● **Instructions to follow**
Repeat the full listing that follows, word for word.
════════
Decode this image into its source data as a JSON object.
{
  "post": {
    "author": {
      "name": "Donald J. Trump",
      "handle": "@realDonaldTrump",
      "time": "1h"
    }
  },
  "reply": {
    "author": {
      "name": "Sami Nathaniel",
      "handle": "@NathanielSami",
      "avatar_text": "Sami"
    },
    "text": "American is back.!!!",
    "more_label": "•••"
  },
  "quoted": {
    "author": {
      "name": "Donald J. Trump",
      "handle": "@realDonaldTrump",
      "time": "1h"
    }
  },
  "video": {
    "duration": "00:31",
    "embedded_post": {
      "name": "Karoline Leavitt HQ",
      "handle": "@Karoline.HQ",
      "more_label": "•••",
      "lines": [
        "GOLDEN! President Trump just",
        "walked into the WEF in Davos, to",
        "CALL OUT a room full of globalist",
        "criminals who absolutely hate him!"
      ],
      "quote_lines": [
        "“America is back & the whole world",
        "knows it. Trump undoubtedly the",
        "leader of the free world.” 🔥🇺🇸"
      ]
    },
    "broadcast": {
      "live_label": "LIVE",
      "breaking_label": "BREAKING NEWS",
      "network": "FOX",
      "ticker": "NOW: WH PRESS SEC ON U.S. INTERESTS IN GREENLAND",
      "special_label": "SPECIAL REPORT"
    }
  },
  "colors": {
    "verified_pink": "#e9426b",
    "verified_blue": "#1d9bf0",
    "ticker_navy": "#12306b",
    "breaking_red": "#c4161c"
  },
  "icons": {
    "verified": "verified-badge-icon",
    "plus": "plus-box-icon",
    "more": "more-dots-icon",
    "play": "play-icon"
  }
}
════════
● **Problem solution**
Decode this image into its source data as a JSON object.
{
  "post": {
    "author": {
      "name": "Donald J. Trump",
      "handle": "@realDonaldTrump",
      "time": "1h"
    }
  },
  "reply": {
    "author": {
      "name": "Sami Nathaniel",
      "handle": "@NathanielSami",
      "avatar_text": "Sami"
    },
    "text": "American is back.!!!",
    "more_label": "•••"
  },
  "quoted": {
    "author": {
      "name": "Donald J. Trump",
      "handle": "@realDonaldTrump",
      "time": "1h"
    }
  },
  "video": {
    "duration": "00:31",
    "embedded_post": {
      "name": "Karoline Leavitt HQ",
      "handle": "@Karoline.HQ",
      "more_label": "•••",
      "lines": [
        "GOLDEN! President Trump just",
        "walked into the WEF in Davos, to",
        "CALL OUT a room full of globalist",
        "criminals who absolutely hate him!"
      ],
      "quote_lines": [
        "“America is back & the whole world",
        "knows it. Trump undoubtedly the",
        "leader of the free world.” 🔥🇺🇸"
      ]
    },
    "broadcast": {
      "live_label": "LIVE",
      "breaking_label": "BREAKING NEWS",
      "network": "FOX",
      "ticker": "NOW: WH PRESS SEC ON U.S. INTERESTS IN GREENLAND",
      "special_label": "SPECIAL REPORT"
    }
  },
  "colors": {
    "verified_pink": "#e9426b",
    "verified_blue": "#1d9bf0",
    "ticker_navy": "#12306b",
    "breaking_red": "#c4161c"
  },
  "icons": {
    "verified": "verified-badge-icon",
    "plus": "plus-box-icon",
    "more": "more-dots-icon",
    "play": "play-icon"
  }
}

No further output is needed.